START Exercise input
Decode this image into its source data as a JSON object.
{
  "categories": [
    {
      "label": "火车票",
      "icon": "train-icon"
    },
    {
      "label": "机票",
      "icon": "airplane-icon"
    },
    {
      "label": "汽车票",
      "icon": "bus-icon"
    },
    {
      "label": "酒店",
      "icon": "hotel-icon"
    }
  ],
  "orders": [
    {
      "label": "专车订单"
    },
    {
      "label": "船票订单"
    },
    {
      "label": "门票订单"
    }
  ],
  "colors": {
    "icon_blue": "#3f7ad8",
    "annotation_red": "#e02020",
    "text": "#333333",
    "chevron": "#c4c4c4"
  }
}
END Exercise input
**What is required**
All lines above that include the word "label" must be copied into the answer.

**Answer for the task**
      "label": "火车票",
      "label": "机票",
      "label": "汽车票",
      "label": "酒店",
      "label": "专车订单"
      "label": "船票订单"
      "label": "门票订单"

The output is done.